2. (Top) John Knight enamel painting from 2019 exhibition, “Hook and Ladder Dreams,” at the Holland Project. We like being able to have this unique size painting at the top of the wall because it brings color to the room and is reminiscent of incandescent T12 lights. (Top Left) Nick Larsen’s piece was a gift picked up from his studio sale before leaving Reno. It’s cool to have a piece to remember the awesome show from Oates Park in Fallon, “I Wonder If I Care As Much,” with Omar Pierce and Tim Conder. (Bottom Left) Ally Messer’s accordion-fold book, “UPROOTED,” from ACTIONN’s fundraiser event in 2018 addressing Reno’s housing crisis. (Bottom Right) “Ritual Landscape II, A Clear Horse,” a collaborative photo-zine by Hanna Kaplan and Omar Pierce.

3. (Top Right) This is an early Alberto Garcia Rodriguez drawing that HT feels honored to have and pairs well with Ray Mueller’s portrait. (Bottom Right) Ray Mueller’s self-portrait etching that HT picked up from the same Laika Press “Groundwork” exhibition in 2017. Side note, Laika Press is a little off-shoot printmaking collective project that gets support from the Holland Project, and it’s really nice to think that Holland has inspired smaller non-profits, like KWNK radio as well, to get started and thrive. We hope more group projects like this pop up in the future. 

4. We don’t have a lot of space, so we have to be creative with the wall-space that we have. Using the alcove to hang work makes the little nook a more defined and comfy area. You might be wondering what that big dark piece is about. The painting has been in Fiona’s family for a long time – after burning in a fire at a wealthy family’s home in Philadelphia in the 1940s, the painting was gifted to Fiona’s great grandfather, the family’s gardener.
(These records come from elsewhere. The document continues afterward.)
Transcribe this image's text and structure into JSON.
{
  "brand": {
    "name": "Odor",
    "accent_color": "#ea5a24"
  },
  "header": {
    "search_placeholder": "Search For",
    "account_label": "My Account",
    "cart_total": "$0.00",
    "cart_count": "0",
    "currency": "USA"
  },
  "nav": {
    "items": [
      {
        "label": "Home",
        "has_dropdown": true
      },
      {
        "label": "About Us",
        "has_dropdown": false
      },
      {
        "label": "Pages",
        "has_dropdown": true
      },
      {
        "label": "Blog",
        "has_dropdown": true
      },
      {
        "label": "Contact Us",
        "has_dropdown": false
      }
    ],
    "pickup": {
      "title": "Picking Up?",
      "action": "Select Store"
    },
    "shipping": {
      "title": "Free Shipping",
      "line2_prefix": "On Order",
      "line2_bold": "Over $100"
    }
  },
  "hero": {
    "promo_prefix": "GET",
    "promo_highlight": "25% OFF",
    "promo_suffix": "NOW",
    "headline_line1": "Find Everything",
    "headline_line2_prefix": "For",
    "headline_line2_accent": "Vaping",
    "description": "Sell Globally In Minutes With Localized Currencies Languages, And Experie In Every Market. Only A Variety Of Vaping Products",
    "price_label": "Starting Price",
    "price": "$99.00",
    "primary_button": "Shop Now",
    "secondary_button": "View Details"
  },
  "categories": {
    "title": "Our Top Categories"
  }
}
A mysterious, archaic painting for sure, but the hand-carved wood frame is a gem.

5. (Top and Center Left) Tom Wixo’s painting and drawing duo from 2019’s “ALL IN.” Side note this purple is very inspirational especially this year is the 100th year of women’s suffrage. (Bottom Left) Ally Messer’s silkscreen print of a rutabaga baby that Fiona bought as a gift for a friend, but ended up keeping.
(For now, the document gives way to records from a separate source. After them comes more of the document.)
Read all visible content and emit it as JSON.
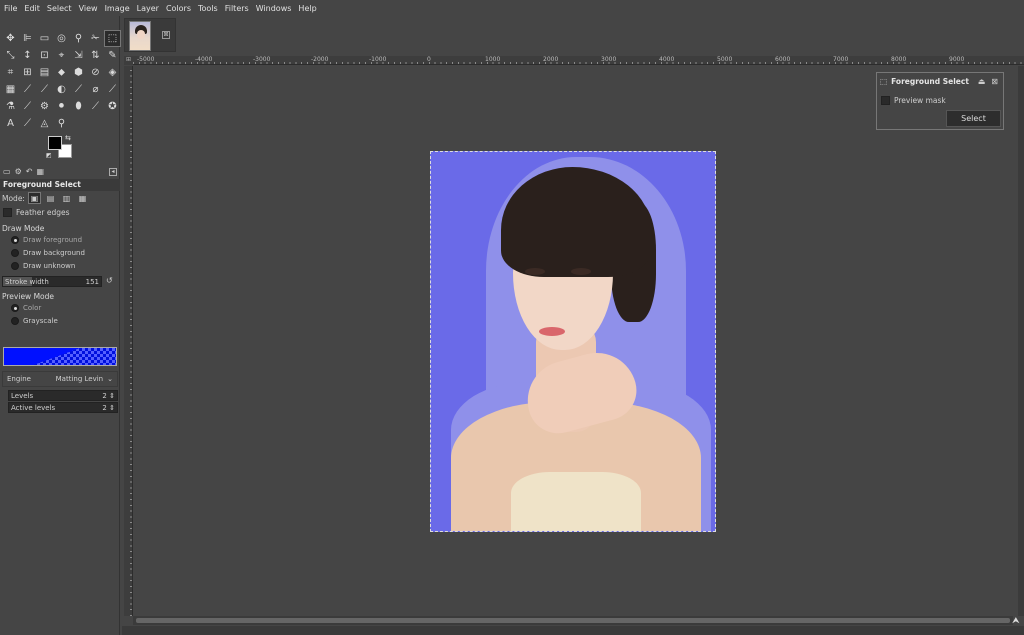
{
  "menubar": [
    "File",
    "Edit",
    "Select",
    "View",
    "Image",
    "Layer",
    "Colors",
    "Tools",
    "Filters",
    "Windows",
    "Help"
  ],
  "toolbox": {
    "tool_icons": [
      "✥",
      "⊫",
      "▭",
      "◎",
      "⚲",
      "✁",
      "⬚",
      "⤡",
      "↕",
      "⊡",
      "⌖",
      "⇲",
      "⇅",
      "✎",
      "⌗",
      "⊞",
      "▤",
      "⬥",
      "⬢",
      "⊘",
      "◈",
      "▦",
      "⟋",
      "⟋",
      "◐",
      "⟋",
      "⌀",
      "⟋",
      "⚗",
      "⟋",
      "⚙",
      "⚫",
      "⬮",
      "⟋",
      "✪",
      "A",
      "⟋",
      "◬",
      "⚲"
    ],
    "active_tool_index": 6,
    "swap_icon": "⇆",
    "reset_icon": "◩",
    "dock_tab_icons": [
      "▭",
      "⚙",
      "↶",
      "▦"
    ],
    "dock_menu_icon": "◂"
  },
  "tool_options": {
    "title": "Foreground Select",
    "mode_label": "Mode:",
    "mode_icons": [
      "▣",
      "▤",
      "▥",
      "▦"
    ],
    "feather_edges": "Feather edges",
    "draw_mode_label": "Draw Mode",
    "draw_modes": [
      "Draw foreground",
      "Draw background",
      "Draw unknown"
    ],
    "stroke_width_label": "Stroke width",
    "stroke_width_value": "151",
    "stroke_width_fill": 0.3,
    "reset_icon": "↺",
    "preview_mode_label": "Preview Mode",
    "preview_modes": [
      "Color",
      "Grayscale"
    ],
    "engine_label": "Engine",
    "engine_value": "Matting Levin",
    "engine_chevron": "⌄",
    "levels_label": "Levels",
    "levels_value": "2",
    "active_levels_label": "Active levels",
    "active_levels_value": "2",
    "spin_icon": "⇕"
  },
  "image_tab": {
    "close_icon": "⊠"
  },
  "ruler": {
    "corner_icon": "⊞",
    "labels": [
      "-5000",
      "-4000",
      "-3000",
      "-2000",
      "-1000",
      "0",
      "1000",
      "2000",
      "3000",
      "4000",
      "5000",
      "6000",
      "7000",
      "8000",
      "9000"
    ]
  },
  "fs_dialog": {
    "title": "Foreground Select",
    "icon": "⬚",
    "pin_icon": "⏏",
    "close_icon": "⊠",
    "preview_mask": "Preview mask",
    "select_button": "Select"
  },
  "navigate_icon": "⮝",
  "colors": {
    "canvas_bg": "#454545",
    "image_blue": "#6a6ae8",
    "foreground_overlay": "#8f90ea",
    "preview_color": "#0010ff"
  }
}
6. (Top Left) An exclusive print that came with Thomas Gamble’s publication “Infinite Hesh.” (Bottom Left) An iconic Ana McKay silkscreen printed record sleeve. (Top Right) These two works are photographs and photo-collage gifts from Ray Mueller that hold fond memories. (Bottom Right) A gift from the artist, Ashley Westwood, from her show at window mine earlier this year. HT and Fiona had talked with Ashley for a few years about having a show at their garage-gallery space, and it was exciting to be able to see this happen and host this exhibition even during a weird-virus-era. 
These individual pieces are all very different, but it is fun to arrange paintings in a salon-style and kind of think about the shared themes the work might have. 

7. (Top) This is a Denali Lowder piece from her exhibition “Crux” at the Holland Project. She is the best at experimenting with analog processes.  Bottom: An etching by Quynh Tran, an MFA graduate and former printmaking instructor at UNR.